Lobins issued the permit for Well 61, was aware that Branch
planned to use a slant drilling technique, and had no problem
with the use of that technique. Furthermore, Lobins testified
that the fracking of Well 61 would break away from Tank 234
and would be too far underground to impact Tank 234, the
plume, or the Property. He opined that, because no fracturing
would occur in the Warren 1st or Warren 2nd formations and
because fractures would stay in the zones being fractured,
there would be no effects on Tank 234 or the plume. The Board
also found that both Lobins and Branch testified that the
drilling of Well 61 is unlikely to create fractures impacting
the plume or Tank 234, communicate with any undocumented
wells, impact groundwater, or impact the surface.
on its findings, the Board concluded that Petitioner had not
met its burden to prove by a preponderance of the evidence
that the Department abused its discretion by acting
unreasonably and/or in violation of the laws of the
Commonwealth when issuing the permit. In so doing, the Board
explained that it dismissed Petitioner's appeal on the
basis that Petitioner had not met its burden of proof because
Petitioner failed to present sufficient expert testimony to
demonstrate actual risks associated with the drilling.
appeal to this Court,  the issues are as follows: (1) whether the
Board incorrectly applied the burden of proof; (2) whether
the Board erred in concluding that the Department's
issuance of the permit for Well 61 was reasonable and in
accordance with the law; and (3) whether issuance of the
permit violates Article I, Section 27 of the Pennsylvania
outset, we note that Petitioner's overarching theme in
this appeal is that the Department's approval of the
permit for Well 61 is at odds with the purposes of
what is commonly referred to as the Oil and Gas Act, 58 Pa.
C.S. §§ 3201-3274, which Petitioner characterizes
as assuring safe oil and gas development.
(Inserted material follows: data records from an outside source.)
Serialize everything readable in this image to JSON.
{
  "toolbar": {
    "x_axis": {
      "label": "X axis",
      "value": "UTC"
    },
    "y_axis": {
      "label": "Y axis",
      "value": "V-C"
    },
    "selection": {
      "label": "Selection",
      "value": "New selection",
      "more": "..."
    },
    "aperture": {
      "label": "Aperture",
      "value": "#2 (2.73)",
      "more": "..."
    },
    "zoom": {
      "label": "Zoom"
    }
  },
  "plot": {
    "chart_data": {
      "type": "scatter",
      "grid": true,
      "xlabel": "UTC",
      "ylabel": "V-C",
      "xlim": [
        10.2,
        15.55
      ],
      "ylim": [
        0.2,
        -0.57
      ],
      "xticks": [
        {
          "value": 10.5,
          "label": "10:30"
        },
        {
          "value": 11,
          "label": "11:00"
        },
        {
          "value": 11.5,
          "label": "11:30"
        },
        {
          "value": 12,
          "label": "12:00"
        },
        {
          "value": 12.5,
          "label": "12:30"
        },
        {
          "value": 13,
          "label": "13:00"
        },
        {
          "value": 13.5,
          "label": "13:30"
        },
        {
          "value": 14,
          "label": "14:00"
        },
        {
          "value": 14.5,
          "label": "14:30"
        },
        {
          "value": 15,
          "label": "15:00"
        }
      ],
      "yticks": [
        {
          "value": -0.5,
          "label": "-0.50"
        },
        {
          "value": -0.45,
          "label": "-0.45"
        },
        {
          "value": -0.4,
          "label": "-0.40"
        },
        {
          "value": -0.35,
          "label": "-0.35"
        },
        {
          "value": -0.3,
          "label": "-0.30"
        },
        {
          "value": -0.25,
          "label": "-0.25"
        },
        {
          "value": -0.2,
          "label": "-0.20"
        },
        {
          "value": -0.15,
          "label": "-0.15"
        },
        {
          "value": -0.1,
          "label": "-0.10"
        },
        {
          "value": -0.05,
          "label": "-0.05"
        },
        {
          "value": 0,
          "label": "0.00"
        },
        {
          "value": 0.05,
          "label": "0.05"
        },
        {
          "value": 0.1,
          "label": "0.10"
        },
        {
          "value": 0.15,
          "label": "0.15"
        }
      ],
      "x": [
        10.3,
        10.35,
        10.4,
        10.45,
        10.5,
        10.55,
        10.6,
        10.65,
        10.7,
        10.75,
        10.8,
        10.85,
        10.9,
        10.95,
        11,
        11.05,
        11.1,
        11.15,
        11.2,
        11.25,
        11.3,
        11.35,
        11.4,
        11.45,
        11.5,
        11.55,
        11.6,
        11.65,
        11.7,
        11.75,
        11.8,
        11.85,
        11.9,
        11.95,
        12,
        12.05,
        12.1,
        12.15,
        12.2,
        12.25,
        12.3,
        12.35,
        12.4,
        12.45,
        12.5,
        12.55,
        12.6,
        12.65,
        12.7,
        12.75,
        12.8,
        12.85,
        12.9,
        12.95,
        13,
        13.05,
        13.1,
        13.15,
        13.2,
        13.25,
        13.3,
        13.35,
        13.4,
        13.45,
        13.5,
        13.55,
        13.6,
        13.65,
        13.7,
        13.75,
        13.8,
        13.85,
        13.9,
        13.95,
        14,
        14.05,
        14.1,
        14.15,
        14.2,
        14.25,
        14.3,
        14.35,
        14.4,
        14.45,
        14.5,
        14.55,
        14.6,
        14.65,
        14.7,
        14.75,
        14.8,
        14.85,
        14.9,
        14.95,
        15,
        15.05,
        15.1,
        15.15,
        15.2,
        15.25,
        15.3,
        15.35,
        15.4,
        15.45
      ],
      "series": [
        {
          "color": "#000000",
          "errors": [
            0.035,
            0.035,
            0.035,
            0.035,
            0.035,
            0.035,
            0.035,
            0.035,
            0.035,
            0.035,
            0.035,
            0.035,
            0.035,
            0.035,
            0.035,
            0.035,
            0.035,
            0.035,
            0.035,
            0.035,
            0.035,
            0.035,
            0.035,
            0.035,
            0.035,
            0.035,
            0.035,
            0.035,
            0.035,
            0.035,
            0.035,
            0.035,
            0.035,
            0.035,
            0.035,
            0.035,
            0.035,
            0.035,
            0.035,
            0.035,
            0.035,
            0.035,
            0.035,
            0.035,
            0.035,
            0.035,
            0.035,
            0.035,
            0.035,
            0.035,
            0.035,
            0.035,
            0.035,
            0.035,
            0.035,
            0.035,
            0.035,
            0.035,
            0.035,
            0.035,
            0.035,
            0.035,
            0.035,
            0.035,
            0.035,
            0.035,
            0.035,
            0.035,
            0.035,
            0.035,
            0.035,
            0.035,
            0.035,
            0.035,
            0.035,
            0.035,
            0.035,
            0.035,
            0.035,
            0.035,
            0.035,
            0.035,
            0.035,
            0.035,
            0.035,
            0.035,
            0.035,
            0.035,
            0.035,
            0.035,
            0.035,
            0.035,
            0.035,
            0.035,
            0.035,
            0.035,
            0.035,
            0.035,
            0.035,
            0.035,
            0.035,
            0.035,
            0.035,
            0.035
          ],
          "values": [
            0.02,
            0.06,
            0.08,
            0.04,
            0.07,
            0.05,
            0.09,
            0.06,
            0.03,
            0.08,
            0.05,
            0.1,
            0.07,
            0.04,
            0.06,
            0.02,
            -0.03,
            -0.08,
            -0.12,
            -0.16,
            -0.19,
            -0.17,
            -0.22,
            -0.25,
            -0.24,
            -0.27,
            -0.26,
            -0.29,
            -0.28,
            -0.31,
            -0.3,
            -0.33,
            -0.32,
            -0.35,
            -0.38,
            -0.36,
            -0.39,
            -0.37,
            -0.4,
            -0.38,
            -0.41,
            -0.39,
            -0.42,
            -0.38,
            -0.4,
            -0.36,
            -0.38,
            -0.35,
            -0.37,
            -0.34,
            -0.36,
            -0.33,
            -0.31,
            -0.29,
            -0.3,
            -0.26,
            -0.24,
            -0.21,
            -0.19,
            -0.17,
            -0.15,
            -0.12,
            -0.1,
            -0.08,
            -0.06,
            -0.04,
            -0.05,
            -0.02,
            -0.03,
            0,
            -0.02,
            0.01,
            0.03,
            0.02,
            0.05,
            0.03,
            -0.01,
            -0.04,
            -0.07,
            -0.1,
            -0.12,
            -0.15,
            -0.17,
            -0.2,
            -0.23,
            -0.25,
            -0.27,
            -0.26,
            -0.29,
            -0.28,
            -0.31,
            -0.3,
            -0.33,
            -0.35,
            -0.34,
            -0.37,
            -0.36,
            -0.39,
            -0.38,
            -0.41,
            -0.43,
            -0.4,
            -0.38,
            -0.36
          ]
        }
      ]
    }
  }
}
Petitioner even
suggests that "this is not a case . . . that requires a
close reading of statutory language or an analysis of
legislative intent." (Petitioner's Br. at 19.) While
Petitioner asserts that the permit violates the purposes of
the Oil and Gas Act by threatening the health and safety of
the environment, its personnel and facilities, and the
surrounding residents, Petitioner does not assert that
issuance of the permit actually violates a substantive
provision of the Oil and Gas Act.
to Section 3211(e.1) of the Oil and Gas Act, 58 Pa. C.S.
§ 3211(e.1), the Department may deny a permit for an oil
or gas well for any of the following reasons:
(1) The well site for which a permit is requested is in
violation of any of this chapter or issuance of the permit
would result in a violation of this chapter or other
(2) The permit application is incomplete.
(3) Unresolved objections to the well location by the coal
mine owner or operator remain.
(4) The requirements of section 3225 (relating to bonding)
have not been met.
(5) The department finds that the applicant, or any parent or
subsidiary corporation of the applicant, is in continuing
violation of this chapter, any other statute administered by
the department, any regulation promulgated under this chapter
or a statute administered by the department or any plan
approval, permit or order of the department, unless the
violation is being corrected to the satisfaction of the
department. . . .
(6) The applicant failed to pay the fee or file a report
under section 2303(c) (relating to administration), unless an
appeal is pending. . . .
of the six statutory reasons for denial exist, then the
Department is required to issue the permit within 45 days.
Section 3211(e) of the Oil and Gas Act, 58 Pa. C.S. §
3211(e). Third parties, such as Petitioner, have a right to
appeal to the Board the Department's issuance of a
permit. Section 4 of the Environmental Hearing Board Act, Act
of July 13, 1988, P.L. 530, 35 P.S. § 7514. The Board
must determine whether a party appealing the issuance of a
permit has demonstrated its case by a preponderance of the
evidence. See 25 Pa. Code § 1021.122(a).
Petitioner had the burden before the Board to show by a
preponderance of the evidence that the Department acted
arbitrarily or abused its discretion when it issued the
permit for Well 61. See 25 Pa. Code § 1021.122;
Pa. Trout v. Dep't of Envtl. Prot., 863 A.2d 93,
105 (Pa. ...